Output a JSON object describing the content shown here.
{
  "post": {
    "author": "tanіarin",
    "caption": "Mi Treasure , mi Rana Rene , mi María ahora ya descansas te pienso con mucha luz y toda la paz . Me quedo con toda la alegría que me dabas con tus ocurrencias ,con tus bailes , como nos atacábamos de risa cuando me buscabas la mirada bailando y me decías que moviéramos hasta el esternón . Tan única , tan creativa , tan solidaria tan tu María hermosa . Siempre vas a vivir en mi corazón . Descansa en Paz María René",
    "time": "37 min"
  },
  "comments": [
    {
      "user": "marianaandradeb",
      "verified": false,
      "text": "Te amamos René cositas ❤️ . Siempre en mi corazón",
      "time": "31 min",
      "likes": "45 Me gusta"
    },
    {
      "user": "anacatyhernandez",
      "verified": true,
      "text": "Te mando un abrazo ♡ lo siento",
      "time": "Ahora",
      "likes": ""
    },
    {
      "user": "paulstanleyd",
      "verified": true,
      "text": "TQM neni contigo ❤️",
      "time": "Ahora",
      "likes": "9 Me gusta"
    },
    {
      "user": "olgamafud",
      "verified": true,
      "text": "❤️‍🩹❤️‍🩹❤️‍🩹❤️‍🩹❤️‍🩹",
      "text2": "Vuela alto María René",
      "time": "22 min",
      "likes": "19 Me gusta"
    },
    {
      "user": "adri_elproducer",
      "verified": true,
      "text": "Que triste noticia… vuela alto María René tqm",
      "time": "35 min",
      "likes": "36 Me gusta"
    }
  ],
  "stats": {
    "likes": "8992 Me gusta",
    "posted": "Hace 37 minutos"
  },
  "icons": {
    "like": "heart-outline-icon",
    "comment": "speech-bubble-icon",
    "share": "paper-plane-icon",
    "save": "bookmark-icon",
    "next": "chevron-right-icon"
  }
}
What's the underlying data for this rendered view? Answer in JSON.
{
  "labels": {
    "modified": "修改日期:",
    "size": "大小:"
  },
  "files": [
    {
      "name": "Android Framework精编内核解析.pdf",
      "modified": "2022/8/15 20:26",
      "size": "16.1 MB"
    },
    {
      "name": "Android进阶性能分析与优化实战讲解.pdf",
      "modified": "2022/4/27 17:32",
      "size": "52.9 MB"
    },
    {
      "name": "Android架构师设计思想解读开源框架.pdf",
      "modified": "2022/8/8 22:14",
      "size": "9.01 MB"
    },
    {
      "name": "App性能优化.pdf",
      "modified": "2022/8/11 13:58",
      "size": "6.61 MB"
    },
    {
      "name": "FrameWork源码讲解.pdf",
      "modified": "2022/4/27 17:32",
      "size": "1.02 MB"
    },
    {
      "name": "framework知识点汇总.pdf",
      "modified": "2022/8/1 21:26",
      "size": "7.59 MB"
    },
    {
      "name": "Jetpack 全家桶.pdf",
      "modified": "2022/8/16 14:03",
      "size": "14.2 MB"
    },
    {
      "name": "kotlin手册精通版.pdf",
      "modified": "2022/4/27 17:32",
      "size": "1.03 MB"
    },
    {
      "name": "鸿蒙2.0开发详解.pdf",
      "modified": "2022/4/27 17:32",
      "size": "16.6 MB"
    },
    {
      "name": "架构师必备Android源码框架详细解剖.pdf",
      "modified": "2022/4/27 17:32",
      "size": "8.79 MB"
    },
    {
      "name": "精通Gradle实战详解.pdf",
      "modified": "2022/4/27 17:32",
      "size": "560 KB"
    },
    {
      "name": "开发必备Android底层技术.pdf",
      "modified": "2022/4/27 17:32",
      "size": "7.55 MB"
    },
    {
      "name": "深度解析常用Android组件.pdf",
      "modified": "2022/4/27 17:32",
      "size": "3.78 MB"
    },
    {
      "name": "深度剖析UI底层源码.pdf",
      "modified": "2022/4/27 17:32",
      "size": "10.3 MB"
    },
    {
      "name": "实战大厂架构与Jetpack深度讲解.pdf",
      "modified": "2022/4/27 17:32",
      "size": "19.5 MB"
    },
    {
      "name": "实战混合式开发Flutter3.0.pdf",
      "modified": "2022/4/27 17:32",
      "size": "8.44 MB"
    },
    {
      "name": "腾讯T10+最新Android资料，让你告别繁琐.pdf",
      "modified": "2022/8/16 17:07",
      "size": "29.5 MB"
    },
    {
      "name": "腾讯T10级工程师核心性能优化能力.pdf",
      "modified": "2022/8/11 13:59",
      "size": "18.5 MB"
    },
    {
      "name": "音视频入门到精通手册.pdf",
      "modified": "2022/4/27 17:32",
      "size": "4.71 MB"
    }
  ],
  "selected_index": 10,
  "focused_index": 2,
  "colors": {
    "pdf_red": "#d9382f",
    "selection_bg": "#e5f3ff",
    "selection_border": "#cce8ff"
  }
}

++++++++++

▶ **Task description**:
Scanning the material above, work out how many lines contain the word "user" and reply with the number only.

▶ **Result of this exercise**:
5